The Organization for Economic Co-operation and Development (OECD) reported a 7.9% unemployment rate for the month of September 2013, unchanged from previous monthly levels. OECD unemployment in absolute numbers stood at 47.9 million persons, 0.1 million less than August 2013 levels.

OECD unemployment

However, unemployment among the developed nations has grown exponentially in recent years. In July 2008, unemployment across the OECD area stood at a mere 34.7 million persons, a 38% increase over the past five years.

Figure 1: OECD Unemployment Rates

Source: Organization for Economic Co-operation and Development (OECD)

Problems across Europe and other areas

The unemployment rate across the euro area was much higher and stood still at 12.2%. “This stability conceals diverging patterns across countries,” comments the OECD press release.

In France, the unemployment rate increased from 11% in August to 11.1% in September 2013. Similarly, Italy saw a 0.1% increase in unemployment rates during the month.

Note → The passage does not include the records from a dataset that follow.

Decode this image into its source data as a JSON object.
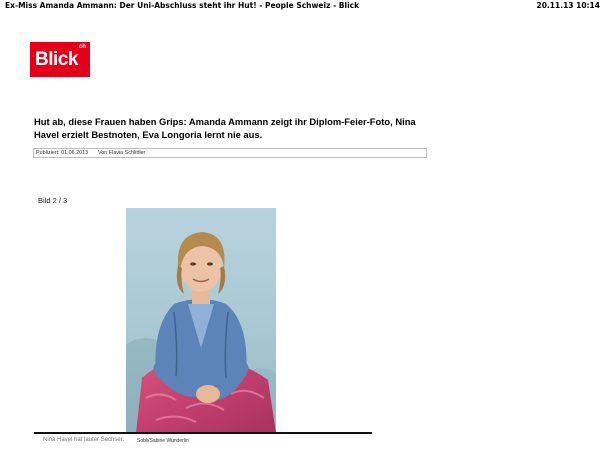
{
  "print_header": {
    "title": "Ex-Miss Amanda Ammann: Der Uni-Abschluss steht ihr Hut! - People Schweiz - Blick",
    "datetime": "20.11.13 10:14"
  },
  "logo": {
    "text": "Blick",
    "suffix": "ch"
  },
  "article": {
    "headline": "Hut ab, diese Frauen haben Grips: Amanda Ammann zeigt ihr Diplom-Feier-Foto, Nina Havel erzielt Bestnoten, Eva Longoria lernt nie aus.",
    "published": "Publiziert: 01.06.2013",
    "author": "Von Flavia Schlittler"
  },
  "gallery": {
    "counter": "Bild 2 / 3",
    "caption": "Nina Havel hat lauter Sechser.",
    "credit": "Sobli/Sabine Wunderlin"
  }
}
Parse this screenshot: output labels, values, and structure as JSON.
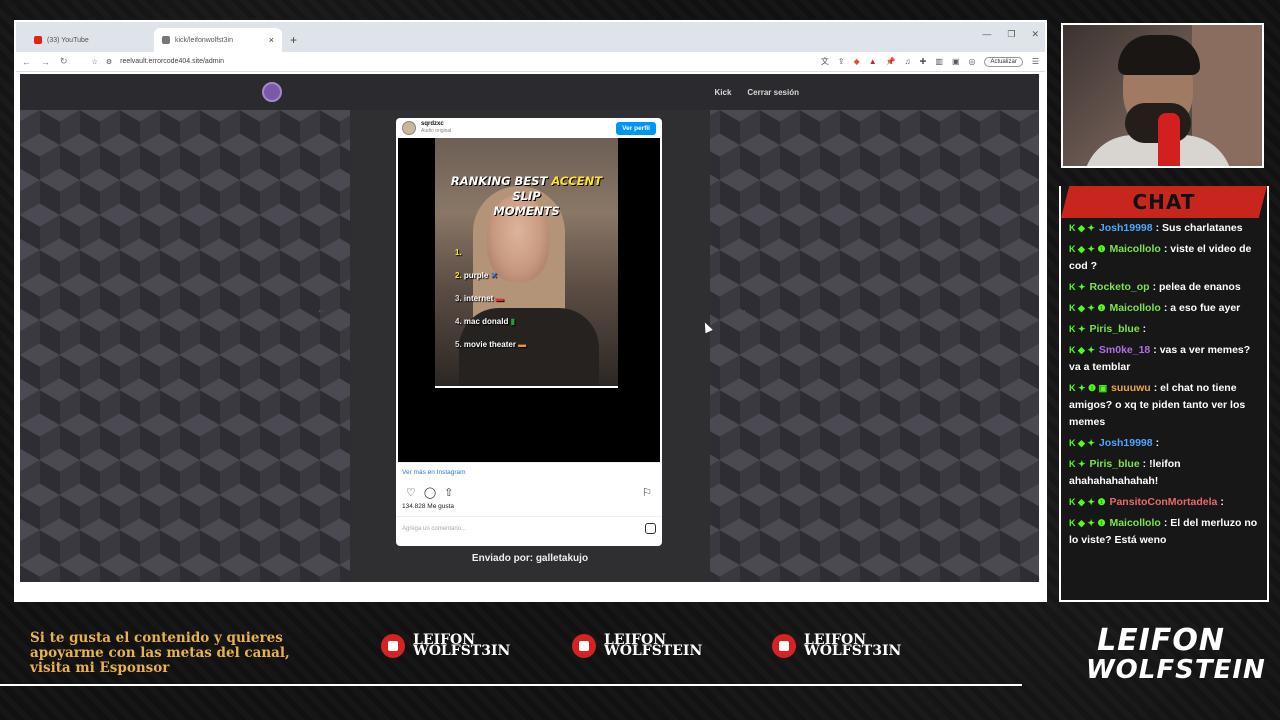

Both these countries are going through a tough time maintaining their economic stability. However, Germany experienced a decline of 0.1% in its unemployment rate, dropping to 5.2%, “The lowest level since 1991” according to the OECD.

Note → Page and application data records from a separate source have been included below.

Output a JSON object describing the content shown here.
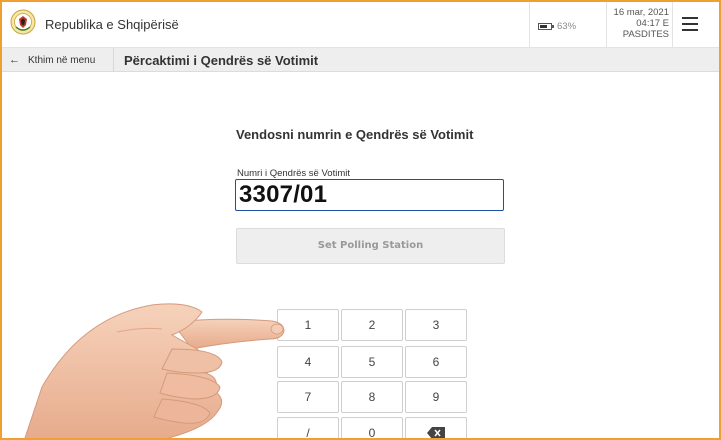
{
  "header": {
    "app_title": "Republika e Shqipërisë",
    "battery_label": "63%",
    "date": "16 mar, 2021",
    "time": "04:17 E",
    "period": "PASDITES",
    "menu_icon": "hamburger-menu-icon"
  },
  "nav": {
    "back_label": "Kthim në menu",
    "page_title": "Përcaktimi i Qendrës së Votimit"
  },
  "main": {
    "heading": "Vendosni numrin e Qendrës së Votimit",
    "field_label": "Numri i Qendrës së Votimit",
    "field_value": "3307/01",
    "set_button": "Set Polling Station"
  },
  "keypad": {
    "keys": [
      "1",
      "2",
      "3",
      "4",
      "5",
      "6",
      "7",
      "8",
      "9",
      "/",
      "0"
    ],
    "backspace_icon": "backspace-icon"
  },
  "colors": {
    "frame_border": "#f0a030",
    "field_border": "#1f4fa0",
    "navbar_bg": "#eeeeee"
  }
}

Other areas did not perform so well either. “Among other OECD countries, the unemployment rate rose in Mexico (by 0.1 percentage point to 5.0 percent), while it fell for, respectively, the third and second consecutive months in the United States (by 0.1 percentage point, to 7.2 percent) and in Canada (by 0.2 percentage point, to 6.9 percent). In September, unemployment rates also fell in Japan (by 0.1 percentage point, to 4.0 percent), Australia (by 0.2 percentage point, to 5.6 percent) and Korea (by 0.1 percentage point, to 3.0 percent). However, more recent data for October 2013 show that the unemployment rate edged up to 7.3 percent in the United States while it reminded stable in Canada,” stated the OECD.

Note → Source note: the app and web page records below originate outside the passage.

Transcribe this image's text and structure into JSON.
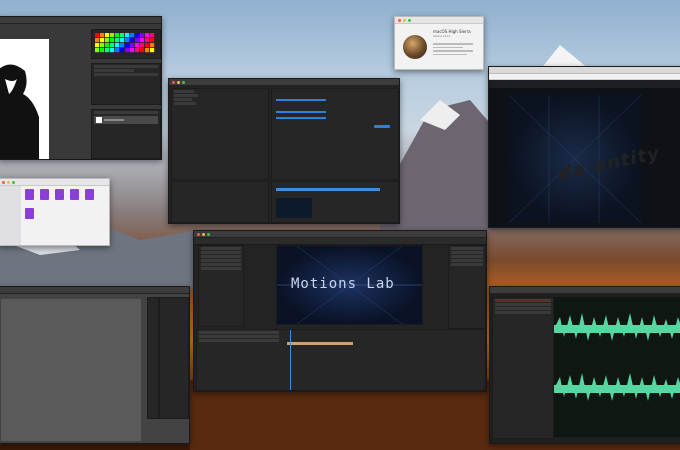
{
  "desktop": {
    "wallpaper": "High Sierra"
  },
  "about_mac": {
    "os_name": "macOS High Sierra",
    "version": "Version 10.13"
  },
  "after_effects": {
    "comp_text": "Motions Lab"
  },
  "browser": {
    "hero_text": "da·entity"
  },
  "colors": {
    "audio_wave": "#56d6a0",
    "ae_bar": "#3a8fe0",
    "accent_blue": "#2d7fe0"
  }
}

Gender and age differences

Unemployment across the OECD nations has declined among women to 7.8% from 7.9%, while it has remained constant at 8% among men. A similar trend was observed in countries like the U.S., Slovenia, Iceland, Germany and Belgium.

Table 1: Unemployment rates by gender

Source: Organization for Economic Co-operation and Development (OECD)
Source: Organization for Economic Co-operation and Development (OECD)

The OECD unemployment rate for the young (defined as between the age of 15 and 24) dropped 0.1% to 16% while that of prime and older workers (over the age of 24) remained constant at 6.8%. Furthermore, OECD says that the unemployment “increased by 0.1 percentage point in the euro area, to 24.1 percent. The youth unemployment rates increased significantly in France (by 0.5 percentage point, to 26.1 percent), while remaining stable in Spain (56.5 percent) and Portugal (36.9 percent) and falling in Ireland (by 0.4 percentage point, to 28.0 percent).”

Table 2: Unemployment rates by age

Source: Organization for Economic Co-operation and Development (OECD)
Source: Organization for Economic Co-operation and Development (OECD)